The Federal Reserve Board’s January 2008 survey of senior loan officers (covering the months of October 2007 through December 2007) found considerable tightening of credit standards for commercial and industrial loans since the last survey. About one-third of all domestic banks and two-thirds of all foreign banks surveyed reported having tightened standards for these types of loans for small as well as large and medium-sized firms. The remaining fraction of banks reported little change. The reasons cited for tightening included a less favorable economic outlook, a reduced tolerance for risk, and worsening of industry-specific problems. A large fraction of domestic and foreign banks increased the cost of credit lines and the premiums charged on loans to riskier borrowers. About two-fifths of the domestic banks and nearly eight-tenths of the foreign banks surveyed raised lending spreads (loan rates over the cost of funds).

Demand for commercial and industrial loans continued to weaken over the period surveyed, though the fraction of large domestic banks reporting weaker demand is relatively unchanged from the previous survey. About 35 percent of small domestic banks and 40 percent of foreign banks reported weaker demand. Those who reported weaker demand cited decreased investment in inventories, plants and equipment, and a decrease in customers’ need to finance mergers and acquisitions as reasons.

Bank balance sheets have yet to reflect the decline in businesses’ appetite for bank loans in the face of tightening credit standards. The $90 billion increase in bank and thrift holdings of business loans in the third quarter of 2007 is one of the biggest quarterly increases ever, and it marks the fourteenth consecutive quarterly increase in the bank and thrift holdings of commercial and industrial loans. The sharp reversal in the trend of quarterly declines in commercial and industrial loan balances on the books of FDIC-insured institutions prior to the second quarter of 2004 is still going strong.

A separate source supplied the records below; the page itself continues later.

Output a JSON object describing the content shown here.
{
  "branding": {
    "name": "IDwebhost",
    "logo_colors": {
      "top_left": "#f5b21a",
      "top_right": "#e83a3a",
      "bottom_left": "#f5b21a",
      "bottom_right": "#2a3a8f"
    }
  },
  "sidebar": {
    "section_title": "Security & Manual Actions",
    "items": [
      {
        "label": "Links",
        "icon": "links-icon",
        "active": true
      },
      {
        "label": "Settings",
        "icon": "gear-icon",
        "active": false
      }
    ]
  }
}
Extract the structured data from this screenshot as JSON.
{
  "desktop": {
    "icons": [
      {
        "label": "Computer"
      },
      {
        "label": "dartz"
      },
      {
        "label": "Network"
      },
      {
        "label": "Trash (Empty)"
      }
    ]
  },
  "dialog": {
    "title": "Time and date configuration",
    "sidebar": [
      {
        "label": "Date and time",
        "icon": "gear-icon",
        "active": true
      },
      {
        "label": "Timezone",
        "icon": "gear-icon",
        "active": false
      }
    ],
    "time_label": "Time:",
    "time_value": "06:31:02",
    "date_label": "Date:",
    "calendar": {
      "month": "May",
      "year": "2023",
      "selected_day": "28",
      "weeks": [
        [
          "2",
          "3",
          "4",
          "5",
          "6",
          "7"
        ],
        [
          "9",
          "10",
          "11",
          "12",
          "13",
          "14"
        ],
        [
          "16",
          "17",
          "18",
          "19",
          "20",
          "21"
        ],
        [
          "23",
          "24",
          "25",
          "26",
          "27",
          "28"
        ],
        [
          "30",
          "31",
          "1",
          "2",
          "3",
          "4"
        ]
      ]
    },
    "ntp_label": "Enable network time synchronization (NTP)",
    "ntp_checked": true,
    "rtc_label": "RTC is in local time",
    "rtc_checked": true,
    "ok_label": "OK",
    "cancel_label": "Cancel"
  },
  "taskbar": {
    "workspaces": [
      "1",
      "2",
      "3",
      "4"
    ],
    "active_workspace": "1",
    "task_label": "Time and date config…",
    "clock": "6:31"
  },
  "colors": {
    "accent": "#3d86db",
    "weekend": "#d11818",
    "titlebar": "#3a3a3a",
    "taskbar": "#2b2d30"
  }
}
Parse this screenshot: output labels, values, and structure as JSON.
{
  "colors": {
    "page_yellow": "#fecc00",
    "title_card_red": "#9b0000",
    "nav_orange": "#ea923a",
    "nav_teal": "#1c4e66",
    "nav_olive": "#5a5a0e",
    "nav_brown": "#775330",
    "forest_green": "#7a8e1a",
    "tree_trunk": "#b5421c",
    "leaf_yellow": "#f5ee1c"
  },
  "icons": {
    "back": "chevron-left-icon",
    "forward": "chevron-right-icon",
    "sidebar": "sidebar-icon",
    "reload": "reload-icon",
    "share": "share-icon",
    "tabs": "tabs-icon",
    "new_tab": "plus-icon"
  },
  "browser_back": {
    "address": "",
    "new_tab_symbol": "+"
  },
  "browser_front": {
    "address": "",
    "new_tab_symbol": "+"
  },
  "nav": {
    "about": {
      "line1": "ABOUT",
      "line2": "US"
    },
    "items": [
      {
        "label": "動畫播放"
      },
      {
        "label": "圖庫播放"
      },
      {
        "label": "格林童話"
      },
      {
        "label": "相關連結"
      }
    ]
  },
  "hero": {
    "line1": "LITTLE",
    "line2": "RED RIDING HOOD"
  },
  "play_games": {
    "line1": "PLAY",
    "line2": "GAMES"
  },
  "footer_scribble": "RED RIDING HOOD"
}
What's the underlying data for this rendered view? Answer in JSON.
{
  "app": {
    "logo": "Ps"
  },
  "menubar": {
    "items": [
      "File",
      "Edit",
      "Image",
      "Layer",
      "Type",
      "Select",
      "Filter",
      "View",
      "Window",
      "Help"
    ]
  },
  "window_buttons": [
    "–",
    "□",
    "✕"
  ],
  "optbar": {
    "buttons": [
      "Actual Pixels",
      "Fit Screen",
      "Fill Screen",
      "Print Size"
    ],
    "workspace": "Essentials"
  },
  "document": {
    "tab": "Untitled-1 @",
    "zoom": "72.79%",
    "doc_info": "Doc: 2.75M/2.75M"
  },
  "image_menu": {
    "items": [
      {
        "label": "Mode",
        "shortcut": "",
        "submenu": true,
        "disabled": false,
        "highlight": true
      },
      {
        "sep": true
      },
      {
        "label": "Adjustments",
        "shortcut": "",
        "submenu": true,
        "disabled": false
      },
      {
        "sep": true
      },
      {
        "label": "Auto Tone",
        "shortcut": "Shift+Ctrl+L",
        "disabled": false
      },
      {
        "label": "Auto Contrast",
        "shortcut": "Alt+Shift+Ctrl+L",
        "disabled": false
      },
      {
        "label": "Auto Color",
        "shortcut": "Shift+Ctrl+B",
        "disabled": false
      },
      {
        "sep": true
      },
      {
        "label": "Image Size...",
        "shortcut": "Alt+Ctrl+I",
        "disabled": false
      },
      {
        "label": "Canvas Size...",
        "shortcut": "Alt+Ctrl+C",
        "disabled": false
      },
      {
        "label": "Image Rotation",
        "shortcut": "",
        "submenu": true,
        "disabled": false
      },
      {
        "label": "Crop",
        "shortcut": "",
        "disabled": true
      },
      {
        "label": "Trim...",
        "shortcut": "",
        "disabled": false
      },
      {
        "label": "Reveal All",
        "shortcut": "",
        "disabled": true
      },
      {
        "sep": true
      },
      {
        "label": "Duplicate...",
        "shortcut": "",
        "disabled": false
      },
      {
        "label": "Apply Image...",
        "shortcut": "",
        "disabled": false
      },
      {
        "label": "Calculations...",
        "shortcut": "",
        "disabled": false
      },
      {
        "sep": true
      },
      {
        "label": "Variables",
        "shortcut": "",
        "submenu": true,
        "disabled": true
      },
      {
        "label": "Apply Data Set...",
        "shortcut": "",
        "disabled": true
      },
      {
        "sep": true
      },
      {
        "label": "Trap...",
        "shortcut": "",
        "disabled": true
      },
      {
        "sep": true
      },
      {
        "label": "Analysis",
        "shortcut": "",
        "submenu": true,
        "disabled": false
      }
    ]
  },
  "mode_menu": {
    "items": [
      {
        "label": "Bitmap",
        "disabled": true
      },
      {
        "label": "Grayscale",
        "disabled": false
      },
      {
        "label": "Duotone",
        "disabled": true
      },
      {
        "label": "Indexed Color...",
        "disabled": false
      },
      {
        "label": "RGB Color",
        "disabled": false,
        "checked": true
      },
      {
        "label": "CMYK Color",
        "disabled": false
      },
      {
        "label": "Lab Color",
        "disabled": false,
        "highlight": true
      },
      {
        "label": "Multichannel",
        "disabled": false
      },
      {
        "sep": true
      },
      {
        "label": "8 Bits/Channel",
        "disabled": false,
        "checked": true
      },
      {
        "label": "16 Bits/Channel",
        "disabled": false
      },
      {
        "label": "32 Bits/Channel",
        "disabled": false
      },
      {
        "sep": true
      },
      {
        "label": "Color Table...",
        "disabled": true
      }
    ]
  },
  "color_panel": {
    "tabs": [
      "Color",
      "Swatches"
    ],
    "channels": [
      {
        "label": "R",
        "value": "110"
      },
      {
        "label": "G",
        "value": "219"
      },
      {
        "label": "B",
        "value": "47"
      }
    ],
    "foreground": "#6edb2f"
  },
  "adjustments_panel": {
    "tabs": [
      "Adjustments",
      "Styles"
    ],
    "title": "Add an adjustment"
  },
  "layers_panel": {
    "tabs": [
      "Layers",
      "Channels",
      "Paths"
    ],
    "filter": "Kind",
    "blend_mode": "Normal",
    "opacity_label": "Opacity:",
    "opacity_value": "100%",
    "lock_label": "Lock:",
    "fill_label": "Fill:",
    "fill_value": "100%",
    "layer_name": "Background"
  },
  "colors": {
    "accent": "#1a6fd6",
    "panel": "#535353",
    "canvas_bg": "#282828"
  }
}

The utilization rate of business loan commitments (draw downs on prearranged credit lines extended by banks to commercial and industrial borrowers) held at 36.53 percent of total commitments. It held steady despite the fact that recent financial turmoil has made access to capital markets more difficult, which suggests the possibility of lower demand by borrowers.